- TASK DETAILS:
Starting at the top line, print the entries below exactly as they are and skip every picture.

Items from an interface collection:
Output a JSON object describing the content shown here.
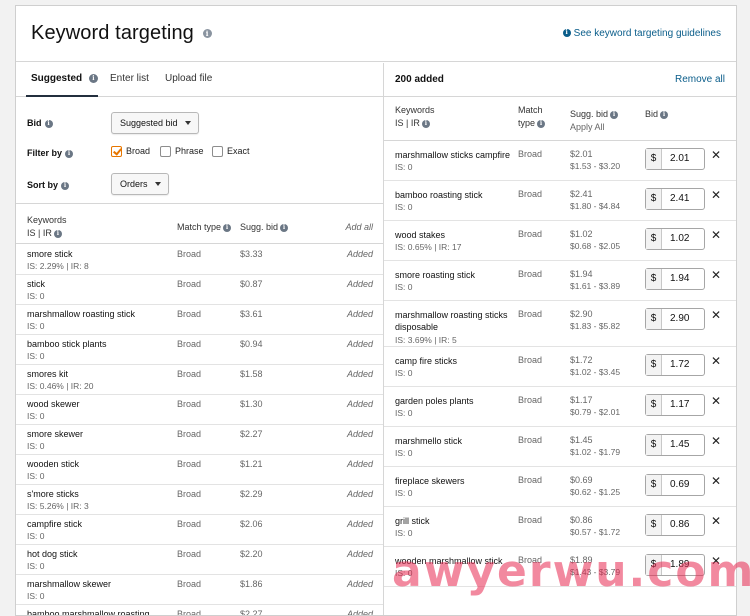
{
  "header": {
    "title": "Keyword targeting",
    "guidelines_link": "See keyword targeting guidelines"
  },
  "tabs": [
    {
      "label": "Suggested",
      "active": true
    },
    {
      "label": "Enter list",
      "active": false
    },
    {
      "label": "Upload file",
      "active": false
    }
  ],
  "controls": {
    "bid_label": "Bid",
    "bid_value": "Suggested bid",
    "filter_label": "Filter by",
    "filters": [
      {
        "label": "Broad",
        "checked": true
      },
      {
        "label": "Phrase",
        "checked": false
      },
      {
        "label": "Exact",
        "checked": false
      }
    ],
    "sort_label": "Sort by",
    "sort_value": "Orders"
  },
  "left_table": {
    "headers": {
      "keywords": "Keywords",
      "is_ir": "IS | IR",
      "match_type": "Match type",
      "sugg_bid": "Sugg. bid",
      "add_all": "Add all"
    },
    "rows": [
      {
        "keyword": "smore stick",
        "is": "IS: 2.29% | IR: 8",
        "match": "Broad",
        "bid": "$3.33",
        "status": "Added"
      },
      {
        "keyword": "stick",
        "is": "IS: 0",
        "match": "Broad",
        "bid": "$0.87",
        "status": "Added"
      },
      {
        "keyword": "marshmallow roasting stick",
        "is": "IS: 0",
        "match": "Broad",
        "bid": "$3.61",
        "status": "Added"
      },
      {
        "keyword": "bamboo stick plants",
        "is": "IS: 0",
        "match": "Broad",
        "bid": "$0.94",
        "status": "Added"
      },
      {
        "keyword": "smores kit",
        "is": "IS: 0.46% | IR: 20",
        "match": "Broad",
        "bid": "$1.58",
        "status": "Added"
      },
      {
        "keyword": "wood skewer",
        "is": "IS: 0",
        "match": "Broad",
        "bid": "$1.30",
        "status": "Added"
      },
      {
        "keyword": "smore skewer",
        "is": "IS: 0",
        "match": "Broad",
        "bid": "$2.27",
        "status": "Added"
      },
      {
        "keyword": "wooden stick",
        "is": "IS: 0",
        "match": "Broad",
        "bid": "$1.21",
        "status": "Added"
      },
      {
        "keyword": "s'more sticks",
        "is": "IS: 5.26% | IR: 3",
        "match": "Broad",
        "bid": "$2.29",
        "status": "Added"
      },
      {
        "keyword": "campfire stick",
        "is": "IS: 0",
        "match": "Broad",
        "bid": "$2.06",
        "status": "Added"
      },
      {
        "keyword": "hot dog stick",
        "is": "IS: 0",
        "match": "Broad",
        "bid": "$2.20",
        "status": "Added"
      },
      {
        "keyword": "marshmallow skewer",
        "is": "IS: 0",
        "match": "Broad",
        "bid": "$1.86",
        "status": "Added"
      },
      {
        "keyword": "bamboo marshmallow roasting",
        "is": "",
        "match": "Broad",
        "bid": "$2.27",
        "status": "Added"
      }
    ]
  },
  "right_table": {
    "added_count": "200 added",
    "remove_all": "Remove all",
    "headers": {
      "keywords": "Keywords",
      "is_ir": "IS | IR",
      "match_type_1": "Match",
      "match_type_2": "type",
      "sugg_bid": "Sugg. bid",
      "apply_all": "Apply All",
      "bid": "Bid"
    },
    "currency": "$",
    "rows": [
      {
        "keyword": "marshmallow sticks campfire",
        "is": "IS: 0",
        "match": "Broad",
        "bid": "$2.01",
        "range": "$1.53 - $3.20",
        "value": "2.01",
        "tall": false
      },
      {
        "keyword": "bamboo roasting stick",
        "is": "IS: 0",
        "match": "Broad",
        "bid": "$2.41",
        "range": "$1.80 - $4.84",
        "value": "2.41",
        "tall": false
      },
      {
        "keyword": "wood stakes",
        "is": "IS: 0.65% | IR: 17",
        "match": "Broad",
        "bid": "$1.02",
        "range": "$0.68 - $2.05",
        "value": "1.02",
        "tall": false
      },
      {
        "keyword": "smore roasting stick",
        "is": "IS: 0",
        "match": "Broad",
        "bid": "$1.94",
        "range": "$1.61 - $3.89",
        "value": "1.94",
        "tall": false
      },
      {
        "keyword": "marshmallow roasting sticks disposable",
        "is": "IS: 3.69% | IR: 5",
        "match": "Broad",
        "bid": "$2.90",
        "range": "$1.83 - $5.82",
        "value": "2.90",
        "tall": true
      },
      {
        "keyword": "camp fire sticks",
        "is": "IS: 0",
        "match": "Broad",
        "bid": "$1.72",
        "range": "$1.02 - $3.45",
        "value": "1.72",
        "tall": false
      },
      {
        "keyword": "garden poles plants",
        "is": "IS: 0",
        "match": "Broad",
        "bid": "$1.17",
        "range": "$0.79 - $2.01",
        "value": "1.17",
        "tall": false
      },
      {
        "keyword": "marshmello stick",
        "is": "IS: 0",
        "match": "Broad",
        "bid": "$1.45",
        "range": "$1.02 - $1.79",
        "value": "1.45",
        "tall": false
      },
      {
        "keyword": "fireplace skewers",
        "is": "IS: 0",
        "match": "Broad",
        "bid": "$0.69",
        "range": "$0.62 - $1.25",
        "value": "0.69",
        "tall": false
      },
      {
        "keyword": "grill stick",
        "is": "IS: 0",
        "match": "Broad",
        "bid": "$0.86",
        "range": "$0.57 - $1.72",
        "value": "0.86",
        "tall": false
      },
      {
        "keyword": "wooden marshmallow stick",
        "is": "IS: 0",
        "match": "Broad",
        "bid": "$1.89",
        "range": "$1.43 - $3.79",
        "value": "1.89",
        "tall": false
      }
    ]
  },
  "watermark": "awyerwu.com",
  "colors": {
    "link": "#0a5d8a",
    "checkbox_accent": "#e77600",
    "watermark": "#e82850"
  }
}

- ANSWER TO THIS TASK:
Output a JSON object describing the content shown here.
{
  "header": {
    "title": "Keyword targeting",
    "guidelines_link": "See keyword targeting guidelines"
  },
  "tabs": [
    {
      "label": "Suggested",
      "active": true
    },
    {
      "label": "Enter list",
      "active": false
    },
    {
      "label": "Upload file",
      "active": false
    }
  ],
  "controls": {
    "bid_label": "Bid",
    "bid_value": "Suggested bid",
    "filter_label": "Filter by",
    "filters": [
      {
        "label": "Broad",
        "checked": true
      },
      {
        "label": "Phrase",
        "checked": false
      },
      {
        "label": "Exact",
        "checked": false
      }
    ],
    "sort_label": "Sort by",
    "sort_value": "Orders"
  },
  "left_table": {
    "headers": {
      "keywords": "Keywords",
      "is_ir": "IS | IR",
      "match_type": "Match type",
      "sugg_bid": "Sugg. bid",
      "add_all": "Add all"
    },
    "rows": [
      {
        "keyword": "smore stick",
        "is": "IS: 2.29% | IR: 8",
        "match": "Broad",
        "bid": "$3.33",
        "status": "Added"
      },
      {
        "keyword": "stick",
        "is": "IS: 0",
        "match": "Broad",
        "bid": "$0.87",
        "status": "Added"
      },
      {
        "keyword": "marshmallow roasting stick",
        "is": "IS: 0",
        "match": "Broad",
        "bid": "$3.61",
        "status": "Added"
      },
      {
        "keyword": "bamboo stick plants",
        "is": "IS: 0",
        "match": "Broad",
        "bid": "$0.94",
        "status": "Added"
      },
      {
        "keyword": "smores kit",
        "is": "IS: 0.46% | IR: 20",
        "match": "Broad",
        "bid": "$1.58",
        "status": "Added"
      },
      {
        "keyword": "wood skewer",
        "is": "IS: 0",
        "match": "Broad",
        "bid": "$1.30",
        "status": "Added"
      },
      {
        "keyword": "smore skewer",
        "is": "IS: 0",
        "match": "Broad",
        "bid": "$2.27",
        "status": "Added"
      },
      {
        "keyword": "wooden stick",
        "is": "IS: 0",
        "match": "Broad",
        "bid": "$1.21",
        "status": "Added"
      },
      {
        "keyword": "s'more sticks",
        "is": "IS: 5.26% | IR: 3",
        "match": "Broad",
        "bid": "$2.29",
        "status": "Added"
      },
      {
        "keyword": "campfire stick",
        "is": "IS: 0",
        "match": "Broad",
        "bid": "$2.06",
        "status": "Added"
      },
      {
        "keyword": "hot dog stick",
        "is": "IS: 0",
        "match": "Broad",
        "bid": "$2.20",
        "status": "Added"
      },
      {
        "keyword": "marshmallow skewer",
        "is": "IS: 0",
        "match": "Broad",
        "bid": "$1.86",
        "status": "Added"
      },
      {
        "keyword": "bamboo marshmallow roasting",
        "is": "",
        "match": "Broad",
        "bid": "$2.27",
        "status": "Added"
      }
    ]
  },
  "right_table": {
    "added_count": "200 added",
    "remove_all": "Remove all",
    "headers": {
      "keywords": "Keywords",
      "is_ir": "IS | IR",
      "match_type_1": "Match",
      "match_type_2": "type",
      "sugg_bid": "Sugg. bid",
      "apply_all": "Apply All",
      "bid": "Bid"
    },
    "currency": "$",
    "rows": [
      {
        "keyword": "marshmallow sticks campfire",
        "is": "IS: 0",
        "match": "Broad",
        "bid": "$2.01",
        "range": "$1.53 - $3.20",
        "value": "2.01",
        "tall": false
      },
      {
        "keyword": "bamboo roasting stick",
        "is": "IS: 0",
        "match": "Broad",
        "bid": "$2.41",
        "range": "$1.80 - $4.84",
        "value": "2.41",
        "tall": false
      },
      {
        "keyword": "wood stakes",
        "is": "IS: 0.65% | IR: 17",
        "match": "Broad",
        "bid": "$1.02",
        "range": "$0.68 - $2.05",
        "value": "1.02",
        "tall": false
      },
      {
        "keyword": "smore roasting stick",
        "is": "IS: 0",
        "match": "Broad",
        "bid": "$1.94",
        "range": "$1.61 - $3.89",
        "value": "1.94",
        "tall": false
      },
      {
        "keyword": "marshmallow roasting sticks disposable",
        "is": "IS: 3.69% | IR: 5",
        "match": "Broad",
        "bid": "$2.90",
        "range": "$1.83 - $5.82",
        "value": "2.90",
        "tall": true
      },
      {
        "keyword": "camp fire sticks",
        "is": "IS: 0",
        "match": "Broad",
        "bid": "$1.72",
        "range": "$1.02 - $3.45",
        "value": "1.72",
        "tall": false
      },
      {
        "keyword": "garden poles plants",
        "is": "IS: 0",
        "match": "Broad",
        "bid": "$1.17",
        "range": "$0.79 - $2.01",
        "value": "1.17",
        "tall": false
      },
      {
        "keyword": "marshmello stick",
        "is": "IS: 0",
        "match": "Broad",
        "bid": "$1.45",
        "range": "$1.02 - $1.79",
        "value": "1.45",
        "tall": false
      },
      {
        "keyword": "fireplace skewers",
        "is": "IS: 0",
        "match": "Broad",
        "bid": "$0.69",
        "range": "$0.62 - $1.25",
        "value": "0.69",
        "tall": false
      },
      {
        "keyword": "grill stick",
        "is": "IS: 0",
        "match": "Broad",
        "bid": "$0.86",
        "range": "$0.57 - $1.72",
        "value": "0.86",
        "tall": false
      },
      {
        "keyword": "wooden marshmallow stick",
        "is": "IS: 0",
        "match": "Broad",
        "bid": "$1.89",
        "range": "$1.43 - $3.79",
        "value": "1.89",
        "tall": false
      }
    ]
  },
  "watermark": "awyerwu.com",
  "colors": {
    "link": "#0a5d8a",
    "checkbox_accent": "#e77600",
    "watermark": "#e82850"
  }
}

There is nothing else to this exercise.